• DATA FOR THIS EXERCISE:
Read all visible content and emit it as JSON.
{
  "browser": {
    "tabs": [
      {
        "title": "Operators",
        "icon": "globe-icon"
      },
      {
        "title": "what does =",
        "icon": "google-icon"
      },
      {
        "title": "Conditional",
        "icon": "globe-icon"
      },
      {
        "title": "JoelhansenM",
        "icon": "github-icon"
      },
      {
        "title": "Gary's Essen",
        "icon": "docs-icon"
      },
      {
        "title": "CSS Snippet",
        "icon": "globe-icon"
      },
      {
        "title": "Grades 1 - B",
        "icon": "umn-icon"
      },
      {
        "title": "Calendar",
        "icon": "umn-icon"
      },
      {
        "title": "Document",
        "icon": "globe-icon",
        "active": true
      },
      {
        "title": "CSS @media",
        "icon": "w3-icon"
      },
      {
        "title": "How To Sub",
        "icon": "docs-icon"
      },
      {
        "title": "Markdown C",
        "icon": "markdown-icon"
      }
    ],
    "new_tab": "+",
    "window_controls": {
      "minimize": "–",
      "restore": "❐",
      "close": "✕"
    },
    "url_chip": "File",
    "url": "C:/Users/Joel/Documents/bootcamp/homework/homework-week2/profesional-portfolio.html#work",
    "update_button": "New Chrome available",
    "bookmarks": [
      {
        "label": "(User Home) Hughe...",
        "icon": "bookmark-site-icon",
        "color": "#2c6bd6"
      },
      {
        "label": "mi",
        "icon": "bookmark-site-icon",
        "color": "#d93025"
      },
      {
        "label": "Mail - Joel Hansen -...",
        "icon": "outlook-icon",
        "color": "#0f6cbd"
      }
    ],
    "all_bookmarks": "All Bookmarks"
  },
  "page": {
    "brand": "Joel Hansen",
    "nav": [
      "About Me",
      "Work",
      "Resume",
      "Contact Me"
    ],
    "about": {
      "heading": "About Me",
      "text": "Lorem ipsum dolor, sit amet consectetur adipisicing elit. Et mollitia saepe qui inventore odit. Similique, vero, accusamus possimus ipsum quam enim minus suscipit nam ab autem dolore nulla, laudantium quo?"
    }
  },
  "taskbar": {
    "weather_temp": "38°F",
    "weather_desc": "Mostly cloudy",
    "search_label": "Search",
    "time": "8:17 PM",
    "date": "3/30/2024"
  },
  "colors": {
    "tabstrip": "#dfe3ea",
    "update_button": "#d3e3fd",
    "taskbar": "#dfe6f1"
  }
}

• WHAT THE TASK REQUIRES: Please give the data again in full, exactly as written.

• YOUR SOLUTION:
Read all visible content and emit it as JSON.
{
  "browser": {
    "tabs": [
      {
        "title": "Operators",
        "icon": "globe-icon"
      },
      {
        "title": "what does =",
        "icon": "google-icon"
      },
      {
        "title": "Conditional",
        "icon": "globe-icon"
      },
      {
        "title": "JoelhansenM",
        "icon": "github-icon"
      },
      {
        "title": "Gary's Essen",
        "icon": "docs-icon"
      },
      {
        "title": "CSS Snippet",
        "icon": "globe-icon"
      },
      {
        "title": "Grades 1 - B",
        "icon": "umn-icon"
      },
      {
        "title": "Calendar",
        "icon": "umn-icon"
      },
      {
        "title": "Document",
        "icon": "globe-icon",
        "active": true
      },
      {
        "title": "CSS @media",
        "icon": "w3-icon"
      },
      {
        "title": "How To Sub",
        "icon": "docs-icon"
      },
      {
        "title": "Markdown C",
        "icon": "markdown-icon"
      }
    ],
    "new_tab": "+",
    "window_controls": {
      "minimize": "–",
      "restore": "❐",
      "close": "✕"
    },
    "url_chip": "File",
    "url": "C:/Users/Joel/Documents/bootcamp/homework/homework-week2/profesional-portfolio.html#work",
    "update_button": "New Chrome available",
    "bookmarks": [
      {
        "label": "(User Home) Hughe...",
        "icon": "bookmark-site-icon",
        "color": "#2c6bd6"
      },
      {
        "label": "mi",
        "icon": "bookmark-site-icon",
        "color": "#d93025"
      },
      {
        "label": "Mail - Joel Hansen -...",
        "icon": "outlook-icon",
        "color": "#0f6cbd"
      }
    ],
    "all_bookmarks": "All Bookmarks"
  },
  "page": {
    "brand": "Joel Hansen",
    "nav": [
      "About Me",
      "Work",
      "Resume",
      "Contact Me"
    ],
    "about": {
      "heading": "About Me",
      "text": "Lorem ipsum dolor, sit amet consectetur adipisicing elit. Et mollitia saepe qui inventore odit. Similique, vero, accusamus possimus ipsum quam enim minus suscipit nam ab autem dolore nulla, laudantium quo?"
    }
  },
  "taskbar": {
    "weather_temp": "38°F",
    "weather_desc": "Mostly cloudy",
    "search_label": "Search",
    "time": "8:17 PM",
    "date": "3/30/2024"
  },
  "colors": {
    "tabstrip": "#dfe3ea",
    "update_button": "#d3e3fd",
    "taskbar": "#dfe6f1"
  }
}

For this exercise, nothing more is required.